Let k = (k0, k1,…, kN−1) denote the least-squares prediction filter for prediction distance α. The prediction-error filter results directly from the prediction filter. As we saw in equation 12 of Chapter 10, the prediction-error filter is f = (1, 0, 0,…, 0, − k0, −k1,…, −kN−1). The prediction-error operator has α−1 zeros that lie between the leading coefficient, which is 1, and the negative prediction-filter coefficients. These α−1 zeros constitute the gap.
Let us begin by examining a prediction-error filter, which is in fact a deconvolution filter. The associated prediction-error series is the deconvolved signal. (See Appendix K, exercise 34, at the end of this chapter for a further description of the prediction filter and the prediction-error filter.) A prediction-error filter must be causal. A successfully deconvolved signal shows improved seismic resolution and provides an estimate of the reflectivity series. Depending on a specified prediction distance α, we distinguish between two types of predictive deconvolution: (1) spiking deconvolution, for which the prediction distance equals one time unit, and (2) gap deconvolution, for which the prediction distance is greater than one time unit.

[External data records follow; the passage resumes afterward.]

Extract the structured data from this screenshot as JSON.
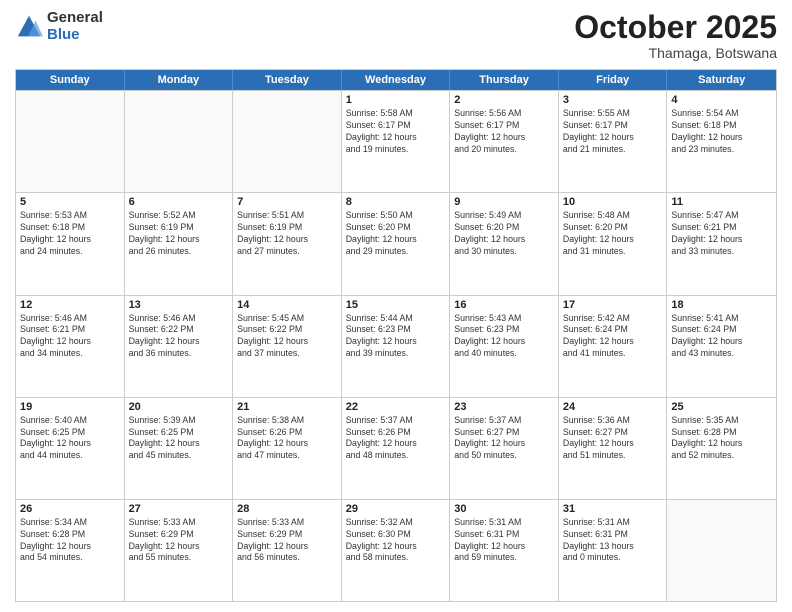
{
  "logo": {
    "general": "General",
    "blue": "Blue"
  },
  "header": {
    "month": "October 2025",
    "location": "Thamaga, Botswana"
  },
  "weekdays": [
    "Sunday",
    "Monday",
    "Tuesday",
    "Wednesday",
    "Thursday",
    "Friday",
    "Saturday"
  ],
  "weeks": [
    [
      {
        "day": "",
        "info": ""
      },
      {
        "day": "",
        "info": ""
      },
      {
        "day": "",
        "info": ""
      },
      {
        "day": "1",
        "info": "Sunrise: 5:58 AM\nSunset: 6:17 PM\nDaylight: 12 hours\nand 19 minutes."
      },
      {
        "day": "2",
        "info": "Sunrise: 5:56 AM\nSunset: 6:17 PM\nDaylight: 12 hours\nand 20 minutes."
      },
      {
        "day": "3",
        "info": "Sunrise: 5:55 AM\nSunset: 6:17 PM\nDaylight: 12 hours\nand 21 minutes."
      },
      {
        "day": "4",
        "info": "Sunrise: 5:54 AM\nSunset: 6:18 PM\nDaylight: 12 hours\nand 23 minutes."
      }
    ],
    [
      {
        "day": "5",
        "info": "Sunrise: 5:53 AM\nSunset: 6:18 PM\nDaylight: 12 hours\nand 24 minutes."
      },
      {
        "day": "6",
        "info": "Sunrise: 5:52 AM\nSunset: 6:19 PM\nDaylight: 12 hours\nand 26 minutes."
      },
      {
        "day": "7",
        "info": "Sunrise: 5:51 AM\nSunset: 6:19 PM\nDaylight: 12 hours\nand 27 minutes."
      },
      {
        "day": "8",
        "info": "Sunrise: 5:50 AM\nSunset: 6:20 PM\nDaylight: 12 hours\nand 29 minutes."
      },
      {
        "day": "9",
        "info": "Sunrise: 5:49 AM\nSunset: 6:20 PM\nDaylight: 12 hours\nand 30 minutes."
      },
      {
        "day": "10",
        "info": "Sunrise: 5:48 AM\nSunset: 6:20 PM\nDaylight: 12 hours\nand 31 minutes."
      },
      {
        "day": "11",
        "info": "Sunrise: 5:47 AM\nSunset: 6:21 PM\nDaylight: 12 hours\nand 33 minutes."
      }
    ],
    [
      {
        "day": "12",
        "info": "Sunrise: 5:46 AM\nSunset: 6:21 PM\nDaylight: 12 hours\nand 34 minutes."
      },
      {
        "day": "13",
        "info": "Sunrise: 5:46 AM\nSunset: 6:22 PM\nDaylight: 12 hours\nand 36 minutes."
      },
      {
        "day": "14",
        "info": "Sunrise: 5:45 AM\nSunset: 6:22 PM\nDaylight: 12 hours\nand 37 minutes."
      },
      {
        "day": "15",
        "info": "Sunrise: 5:44 AM\nSunset: 6:23 PM\nDaylight: 12 hours\nand 39 minutes."
      },
      {
        "day": "16",
        "info": "Sunrise: 5:43 AM\nSunset: 6:23 PM\nDaylight: 12 hours\nand 40 minutes."
      },
      {
        "day": "17",
        "info": "Sunrise: 5:42 AM\nSunset: 6:24 PM\nDaylight: 12 hours\nand 41 minutes."
      },
      {
        "day": "18",
        "info": "Sunrise: 5:41 AM\nSunset: 6:24 PM\nDaylight: 12 hours\nand 43 minutes."
      }
    ],
    [
      {
        "day": "19",
        "info": "Sunrise: 5:40 AM\nSunset: 6:25 PM\nDaylight: 12 hours\nand 44 minutes."
      },
      {
        "day": "20",
        "info": "Sunrise: 5:39 AM\nSunset: 6:25 PM\nDaylight: 12 hours\nand 45 minutes."
      },
      {
        "day": "21",
        "info": "Sunrise: 5:38 AM\nSunset: 6:26 PM\nDaylight: 12 hours\nand 47 minutes."
      },
      {
        "day": "22",
        "info": "Sunrise: 5:37 AM\nSunset: 6:26 PM\nDaylight: 12 hours\nand 48 minutes."
      },
      {
        "day": "23",
        "info": "Sunrise: 5:37 AM\nSunset: 6:27 PM\nDaylight: 12 hours\nand 50 minutes."
      },
      {
        "day": "24",
        "info": "Sunrise: 5:36 AM\nSunset: 6:27 PM\nDaylight: 12 hours\nand 51 minutes."
      },
      {
        "day": "25",
        "info": "Sunrise: 5:35 AM\nSunset: 6:28 PM\nDaylight: 12 hours\nand 52 minutes."
      }
    ],
    [
      {
        "day": "26",
        "info": "Sunrise: 5:34 AM\nSunset: 6:28 PM\nDaylight: 12 hours\nand 54 minutes."
      },
      {
        "day": "27",
        "info": "Sunrise: 5:33 AM\nSunset: 6:29 PM\nDaylight: 12 hours\nand 55 minutes."
      },
      {
        "day": "28",
        "info": "Sunrise: 5:33 AM\nSunset: 6:29 PM\nDaylight: 12 hours\nand 56 minutes."
      },
      {
        "day": "29",
        "info": "Sunrise: 5:32 AM\nSunset: 6:30 PM\nDaylight: 12 hours\nand 58 minutes."
      },
      {
        "day": "30",
        "info": "Sunrise: 5:31 AM\nSunset: 6:31 PM\nDaylight: 12 hours\nand 59 minutes."
      },
      {
        "day": "31",
        "info": "Sunrise: 5:31 AM\nSunset: 6:31 PM\nDaylight: 13 hours\nand 0 minutes."
      },
      {
        "day": "",
        "info": ""
      }
    ]
  ]
}
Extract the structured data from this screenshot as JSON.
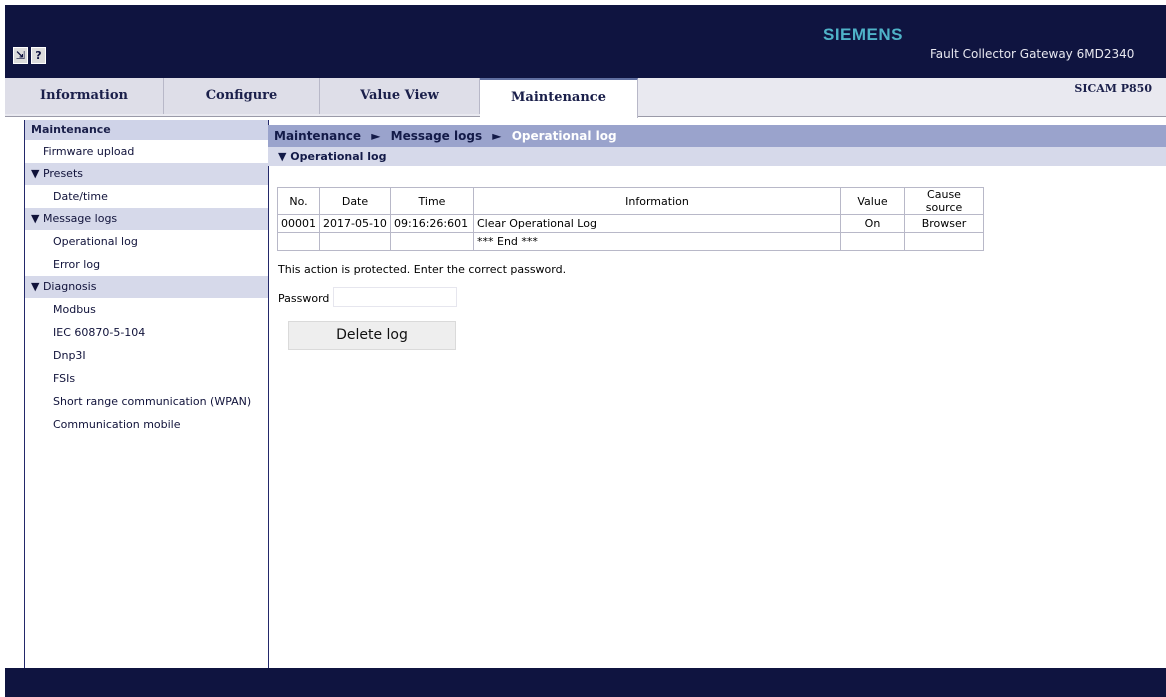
{
  "header": {
    "brand": "SIEMENS",
    "device_name": "Fault Collector Gateway 6MD2340",
    "model": "SICAM P850",
    "icons": [
      "exit-icon",
      "help-icon"
    ],
    "help_glyph": "?"
  },
  "tabs": [
    {
      "label": "Information"
    },
    {
      "label": "Configure"
    },
    {
      "label": "Value View"
    },
    {
      "label": "Maintenance",
      "active": true
    }
  ],
  "sidebar": {
    "title": "Maintenance",
    "firmware_upload": "Firmware upload",
    "presets": {
      "label": "▼ Presets",
      "items": [
        "Date/time"
      ]
    },
    "message_logs": {
      "label": "▼ Message logs",
      "items": [
        "Operational log",
        "Error log"
      ]
    },
    "diagnosis": {
      "label": "▼ Diagnosis",
      "items": [
        "Modbus",
        "IEC 60870-5-104",
        "Dnp3I",
        "FSIs",
        "Short range communication (WPAN)",
        "Communication mobile"
      ]
    }
  },
  "breadcrumb": {
    "items": [
      "Maintenance",
      "Message logs",
      "Operational log"
    ],
    "separator": "►"
  },
  "section_title": "▼ Operational log",
  "log_table": {
    "headers": [
      "No.",
      "Date",
      "Time",
      "Information",
      "Value",
      "Cause source"
    ],
    "rows": [
      [
        "00001",
        "2017-05-10",
        "09:16:26:601",
        "Clear Operational Log",
        "On",
        "Browser"
      ],
      [
        "",
        "",
        "",
        "*** End ***",
        "",
        ""
      ]
    ]
  },
  "protection_message": "This action is protected. Enter the correct password.",
  "password": {
    "label": "Password",
    "value": ""
  },
  "delete_button": "Delete log",
  "colors": {
    "navy": "#0f1440",
    "brand": "#4fb3c8",
    "breadcrumb_bg": "#9aa3cc",
    "section_bg": "#d6d9ea"
  }
}
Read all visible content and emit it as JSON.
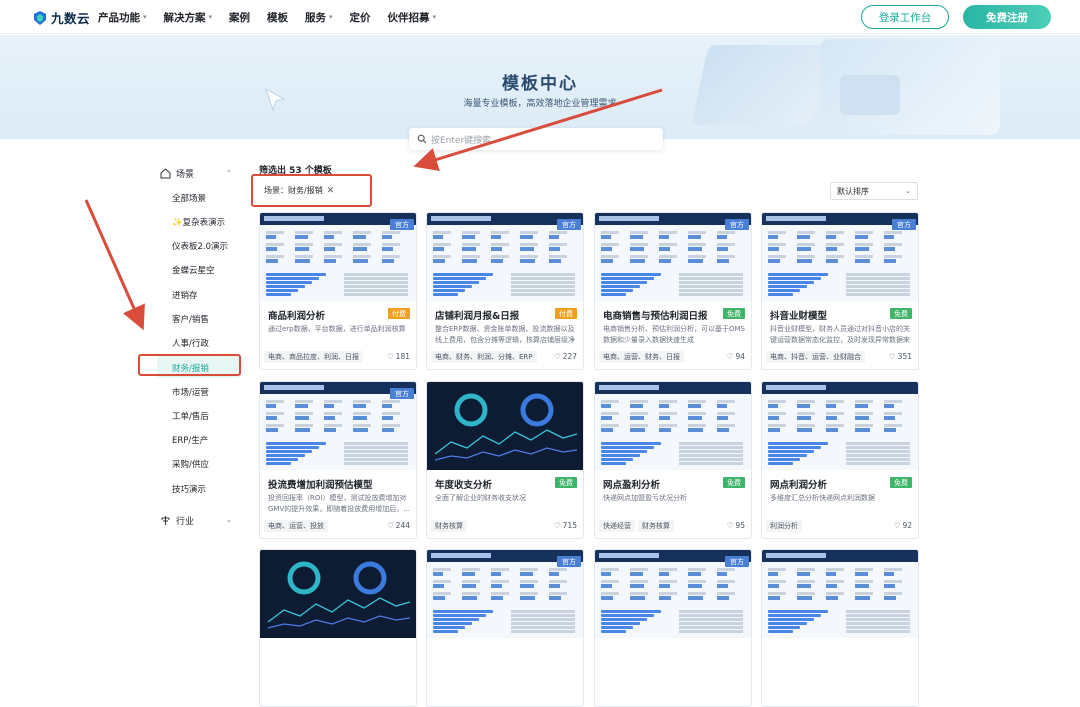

Let B(Z) be the Z-transform of a minimum-phase wavelet b. Then A(Z) = 1/B(Z) is the Z-transform of the inverse wavelet a = b−1. For prediction distance α, the head of b is h = (b0, b1, …, bα−1) and the tail is t = (bα, bα+1, …). For both the head and tail, the first coefficient is at time 0. Thus, the